I started to be recognized on the street in London. So many articles in the music rags that had my face in them.
It is a very weird sensation and I always thought how intense it must be for the real rock stars.
I moved out to the suburbs. Big mistake as it took me out of the hubbub of the London music scene.
I had a neighbor that was a British soldier. A kid of 19. He and I schmoozed all the time. The first time I invited him into my apartment, he saw all the cool Curved Air posters on the wall.
For the first couple months we lived next to each other, I never said anymore that I was a musician for a living.
So he is sitting there and asks again what I do for a living? I tell him “I’m with them” as I point to the posters.
A look of shock. “You mean you’re a roadie?”
No. I play bass in Curved Air.”
He went into real shock and turned white as a ghost. He couldn’t speak.
He then promised that he wouldn’t tell his soldier buddies where I live. I laughed.
We talked a bit more but he was really uncomfortable and finally excused himself.
We lived next to each other for another 6 months. And in that time, our relationship completely changed.
When I saw him outside doing yard work, I would say hi and he wouldn’t look up and mumbled back at me, “Hi.”
We never had a conversation again. He was so intimidated by me that he was scared to death of me.
Now that sounds funny and cool at the same time. But that happened a lot.
I’d go to a party in London and I could hear whispers saying, “That’s the bass player with Curved Air.” Only a few brave souls would actually speak to me.
I became insulated. I no longer had a normal life. Everywhere I went, I was noticed. Especially with that huge fro on my head.
So fellow musicians were my only friends. And I met some of the greatest rock stars of the time and I was comfortable with them. As long as you don’t act like a fan, you have a normal relationship. You get invited to dinner. You get invited to the “In” parties.
It was a strange time. And I really didn’t like what was happening.
One night, after the concert and people were filing out of the concert arena, I went back out to the stage, sat down and let my legs dangle off the stage. People stared and pointed but no one ever approached me. I sat there smiling and looked very inviting. No luck.
I talked a lot about this to my band mates and they weren’t interested in talking about it. They were all prima donnas. And felt superior to everyone. This came natural to their egos.
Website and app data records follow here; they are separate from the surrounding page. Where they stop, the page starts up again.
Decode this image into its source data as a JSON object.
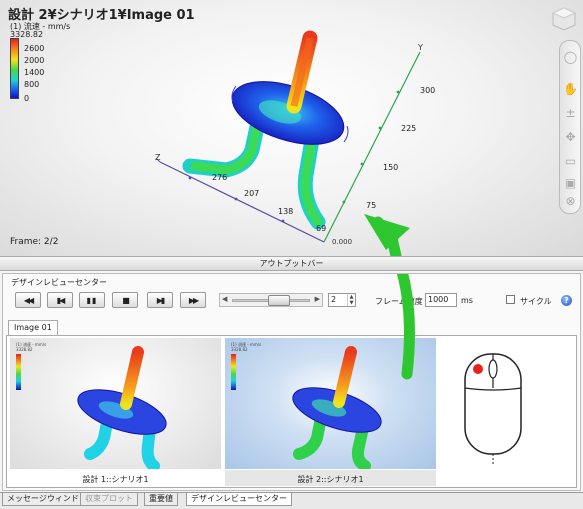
{
  "viewport": {
    "title": "設計 2¥シナリオ1¥Image 01",
    "legend_title": "(1) 流速 - mm/s",
    "legend_max": "3328.82",
    "legend_ticks": [
      "2600",
      "2000",
      "1400",
      "800",
      "0"
    ],
    "frame": "Frame: 2/2",
    "axis_ticks_y": [
      "300",
      "225",
      "150",
      "75"
    ],
    "axis_ticks_x": [
      "276",
      "207",
      "138",
      "69"
    ],
    "axis_y_label": "Y",
    "axis_z_label": "Z",
    "axis_origin_label": "0.000"
  },
  "output_bar": {
    "label": "アウトプットバー"
  },
  "drc": {
    "title": "デザインレビューセンター",
    "frame_value": "2",
    "rate_label": "フレーム速度",
    "rate_value": "1000",
    "rate_unit": "ms",
    "cycle_label": "サイクル",
    "help": "?",
    "tab": "Image 01",
    "thumb1_label": "設計 1::シナリオ1",
    "thumb2_label": "設計 2::シナリオ1"
  },
  "thumbs": {
    "mini_legend_title": "(1) 流速 - mm/s",
    "thumb1_max": "3328.82",
    "thumb2_max": "3328.82"
  },
  "bottom_tabs": [
    "メッセージウィンドウ",
    "収束プロット",
    "重要値",
    "デザインレビューセンター"
  ],
  "colors": {
    "accent_arrow": "#2fc72f",
    "high": "#e8211c",
    "low": "#1010c8"
  }
}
Well, 40 years later, it just might happen again. If my music partner, Rick T pulls everything together, we will tour Asia. His CD is selling huge there and so are his singles. In which I am playing on because he lifted my bass tracks from old songs we did and put them on the new songs.
You can visit his Face Book page at: Rick Tunstall.
Categories: CIGAR REVIEWS